Amphibians and reptiles are generally less understood by the public who often perceive these species differently to iconic mammals. However, many populations of our once common amphibian species are in decline. Common frog, common toad and natterjack toad populations have been reported as being in decline since the 1970s4,5. Recent research in 2016 by Froglife and the University of Zurich has shown that common toad populations have declined across the UK by 68% over the past 30 years, which approximates to a 2.26 % decline per year. This value is comparable to the declines in many of our iconic mammal species and highlights that significant declines may be widespread across our native fauna. The reasons for the decline in the common toad are similar to those affecting hedgehogs including habitat loss and fragmentation, pollution and climate change. The adder, being the only native venomous snake in the UK, often has a poor perception from the public. However research by Natural England and Froglife in 2002 has indicated significant population declines in the adder, especially from the Midlands6. In this study one third of adder populations were estimated to consist of less than 10 individuals which puts them at high risk of extinction. These declines are likely to be attributable to poor habitat management including agricultural intensification as well as public pressure (recreation) and persecution6. At Froglife we aim to raise awareness of the declines in our native amphibian and reptile species, especially those which were once common. We wish to highlight that widespread amphibian and reptile species, such as the common toad, are suffering declines equivalent to iconic mammals such as the water vole and hedgehog. At Froglife we carry out extensive practical habitat creation and restoration each year, both locally and nationally, with the aim of improving environmental conditions for our native amphibians and reptiles and aiding to conserve populations of our valuable herpetofauna.

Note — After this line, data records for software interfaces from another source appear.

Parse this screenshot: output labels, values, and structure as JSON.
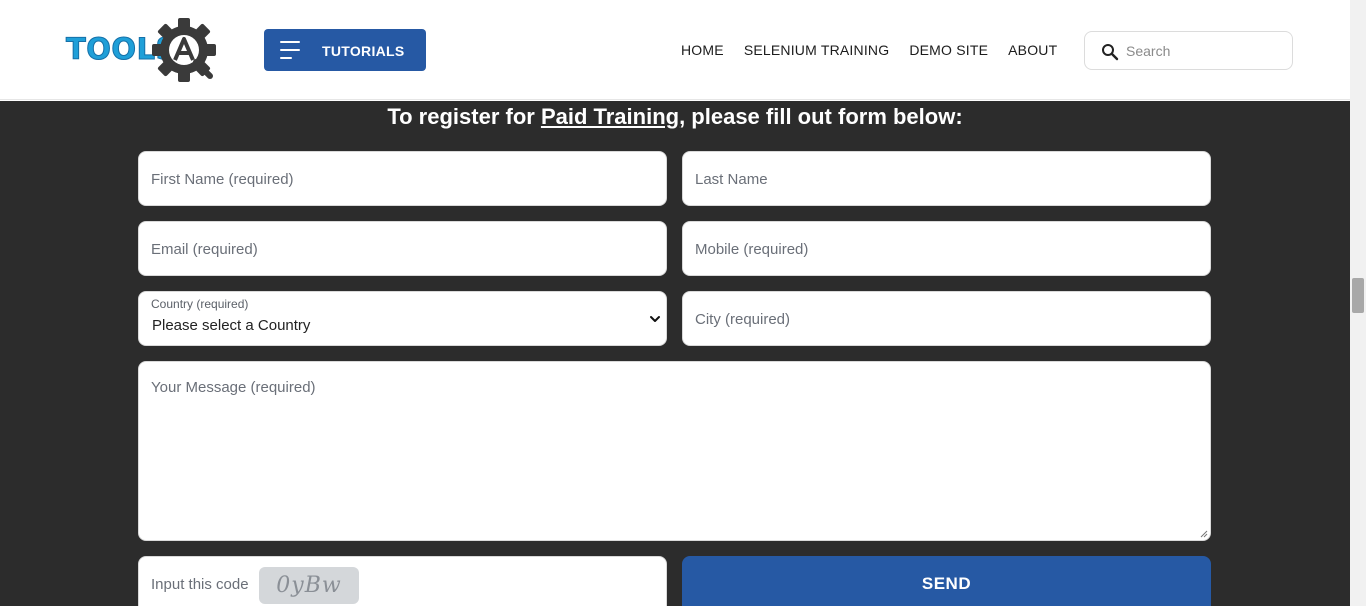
{
  "header": {
    "logo_text": "TOOLS",
    "logo_letter": "A",
    "tutorials_label": "TUTORIALS",
    "nav": [
      "HOME",
      "SELENIUM TRAINING",
      "DEMO SITE",
      "ABOUT"
    ],
    "search_placeholder": "Search"
  },
  "form": {
    "heading_prefix": "To register for ",
    "heading_link": "Paid Training",
    "heading_suffix": ", please fill out form below:",
    "first_name_placeholder": "First Name (required)",
    "last_name_placeholder": "Last Name",
    "email_placeholder": "Email (required)",
    "mobile_placeholder": "Mobile (required)",
    "country_label": "Country (required)",
    "country_value": "Please select a Country",
    "city_placeholder": "City (required)",
    "message_placeholder": "Your Message (required)",
    "captcha_label": "Input this code",
    "captcha_code": "0yBw",
    "send_label": "SEND"
  },
  "colors": {
    "brand_blue": "#2659a4",
    "dark_bg": "#2c2c2c",
    "logo_cyan": "#1f9fd8"
  }
}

1Wildlife Trusts (2018). http://www.wildlifetrusts.org/news/2018/02/26/new-report-points-30-decline-water-vole-distribution. Accessed on 13th March 2018.
2BTO (2018) https://www.bto.org/science/monitoring/hedgehogs. Accessed on 13th March 2018.
3Bat Conservation (2018) http://www.bats.org.uk/pages/species_population_trends.html. Accessed on 13th March 2018.
4Beebee, T.J.C. (1973) Observations concerning the decline of the British Amphibia. Biological Conservation, 5 (1): 20-24.
5Beebee, T.J.C. (1977) Environmental change as a cause of natterjack toad (Bufo calamita) declines in Britain. Biological Conservation, 11: 87-102.
6Baker, J.R., Suckling, J. & Carey, R. (2004) Status of the adder Vipera berus and slow-worm Anguis fragilis in England. English Nature Research Report 546, English Nature, Peterborough, UK.